Input:
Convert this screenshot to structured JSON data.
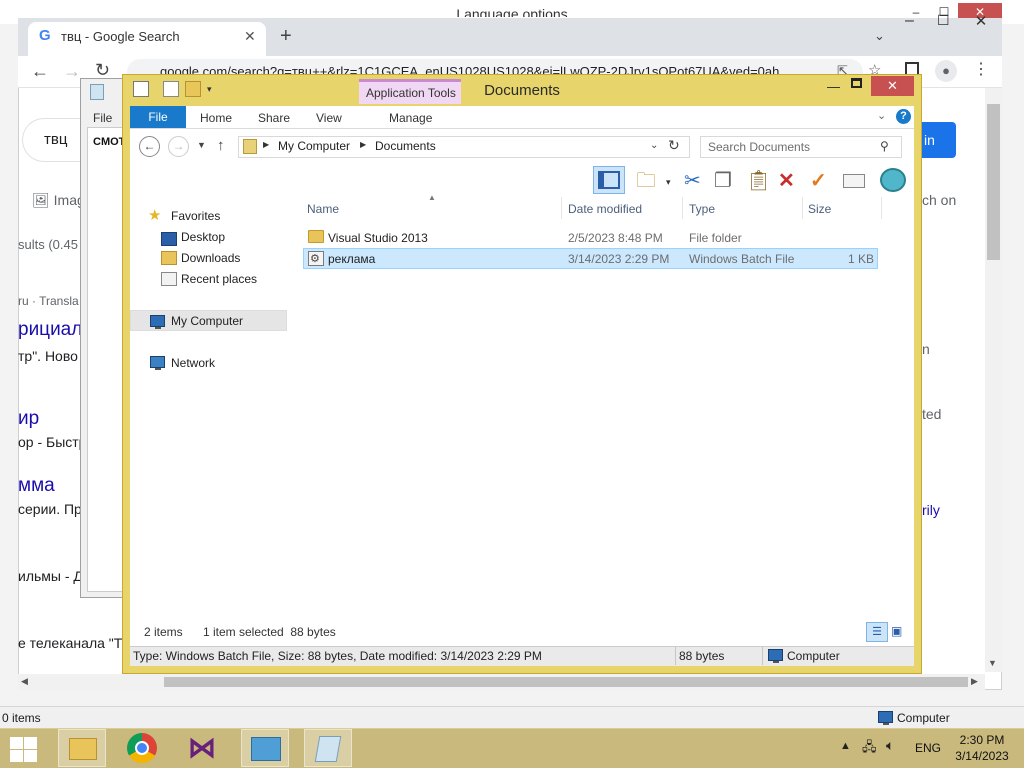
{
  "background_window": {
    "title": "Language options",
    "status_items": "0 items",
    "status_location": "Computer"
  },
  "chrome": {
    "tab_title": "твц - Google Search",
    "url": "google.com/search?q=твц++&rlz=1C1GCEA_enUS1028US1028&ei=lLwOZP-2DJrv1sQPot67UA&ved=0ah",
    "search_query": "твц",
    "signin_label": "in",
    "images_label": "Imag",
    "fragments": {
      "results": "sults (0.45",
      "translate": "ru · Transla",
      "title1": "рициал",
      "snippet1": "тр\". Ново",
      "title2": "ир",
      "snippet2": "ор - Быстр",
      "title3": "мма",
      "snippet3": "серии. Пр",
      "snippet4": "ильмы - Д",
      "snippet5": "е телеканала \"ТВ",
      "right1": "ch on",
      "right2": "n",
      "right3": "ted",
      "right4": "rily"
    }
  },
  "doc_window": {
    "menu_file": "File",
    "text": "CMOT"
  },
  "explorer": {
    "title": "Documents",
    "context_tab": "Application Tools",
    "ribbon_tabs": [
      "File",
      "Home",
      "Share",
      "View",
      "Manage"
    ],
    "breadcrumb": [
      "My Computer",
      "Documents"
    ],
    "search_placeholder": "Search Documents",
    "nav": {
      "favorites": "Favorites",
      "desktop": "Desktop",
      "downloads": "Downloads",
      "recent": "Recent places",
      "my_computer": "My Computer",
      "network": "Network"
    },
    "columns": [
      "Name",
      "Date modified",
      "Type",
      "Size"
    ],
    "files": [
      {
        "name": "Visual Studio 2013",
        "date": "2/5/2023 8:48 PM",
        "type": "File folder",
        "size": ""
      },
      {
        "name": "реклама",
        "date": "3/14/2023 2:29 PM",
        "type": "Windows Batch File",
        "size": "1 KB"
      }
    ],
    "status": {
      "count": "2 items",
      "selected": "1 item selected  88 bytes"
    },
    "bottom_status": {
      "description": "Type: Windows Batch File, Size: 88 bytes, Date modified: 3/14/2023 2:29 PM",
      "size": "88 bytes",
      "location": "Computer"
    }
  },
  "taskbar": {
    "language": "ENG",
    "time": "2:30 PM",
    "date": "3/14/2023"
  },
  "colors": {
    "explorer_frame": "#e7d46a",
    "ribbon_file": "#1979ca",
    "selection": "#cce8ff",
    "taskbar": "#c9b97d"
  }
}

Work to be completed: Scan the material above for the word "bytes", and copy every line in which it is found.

Solution for this task:
      "selected": "1 item selected  88 bytes"
      "description": "Type: Windows Batch File, Size: 88 bytes, Date modified: 3/14/2023 2:29 PM",
      "size": "88 bytes",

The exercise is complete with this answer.